The Ducks were one of the top teams in the country early last season after a 6-1 start with victories over No. 11 Notre Dame and No. 18 Richmond. They spent six consecutive weeks ranked in the top 20, getting as high as No. 12.

But they went 5-5 through the rest of the regular season and then 2-1 in the conference tournament to finish 13-7 overall and 2-3 in league play.

“It was a learning experience,” Larsen said. “We had always been the underdog … and then suddenly we were the ones being clawed at and we didn’t know how to play at a consistent level.”

Oregon’s collection of 15 freshmen is its largest group of newcomers since its first season, though that doesn’t mean it feels like 2005 again.

“No, no, no … we’re going down the highway a little bit faster now,” Larsen said with a laugh. “I don’t have to teach them how to put their uniform on correctly.”

While a handful of the first-year players have stood out — like twin midfielders Jana and Jess Drummond, defender Colleen Taggart and attacker Catherine Davidson — the entire class has been impressive through preseason camp and during fall scrimmages.

“I came in with that first class, but (the current freshmen) are at a different level,” Mead said. “They’re very talented. They’re fast and athletic and take good shots.”

And they’re expected to provide the Ducks with the depth they’ve never had.

“The nice thing is, the rotation is going to be there,” Larsen said. “There were times in the past when someone like (former all-American) Jen May would want to sub out, and I had no one for her. So I would have to strategically plan my subbing. Now I’ll have more people off the field than I have positions for on the field and I’m just going to be running people in and out. We’ve talked a lot about not worrying about starting and not starting and instead making sure you use the time you have on field.”

And so far, they’ve proven to be up to the task.

“You can see it whenever we do running tests or conditioning in practice that there’s just so much depth,” Van den Berg said.

“Everyone’s ready, everyone’s gotten their conditioning where it needs to be. We will have the ability to run subs constantly and give people those breathers.”

Van den Berg said the Ducks’ lack of depth in the past that is partly what has separated Oregon from Stanford and Denver, the top two teams in the conference.

In four years, the Ducks have a 15-5 overall record against league teams UC Davis, California and Saint Mary’s, and 1-10 against the Cardinal and Mountaineers.
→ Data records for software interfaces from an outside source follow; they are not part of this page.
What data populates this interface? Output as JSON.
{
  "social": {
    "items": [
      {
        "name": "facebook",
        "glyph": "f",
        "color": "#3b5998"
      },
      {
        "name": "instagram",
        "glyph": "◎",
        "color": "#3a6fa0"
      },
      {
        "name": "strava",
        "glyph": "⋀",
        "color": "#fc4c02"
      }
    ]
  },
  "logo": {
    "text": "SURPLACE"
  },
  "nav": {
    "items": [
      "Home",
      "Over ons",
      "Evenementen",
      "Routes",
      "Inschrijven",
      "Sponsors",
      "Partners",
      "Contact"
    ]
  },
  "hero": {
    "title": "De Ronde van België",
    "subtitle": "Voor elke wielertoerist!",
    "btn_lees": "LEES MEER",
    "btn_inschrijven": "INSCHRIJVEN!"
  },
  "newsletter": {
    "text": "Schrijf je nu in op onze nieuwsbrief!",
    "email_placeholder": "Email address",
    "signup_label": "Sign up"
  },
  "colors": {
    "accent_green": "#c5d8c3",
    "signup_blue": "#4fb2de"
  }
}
“I think they just had a lot more to go from and we weren’t as prepared for that,” Van den Berg said. “But again, I think it’s completely different this year.”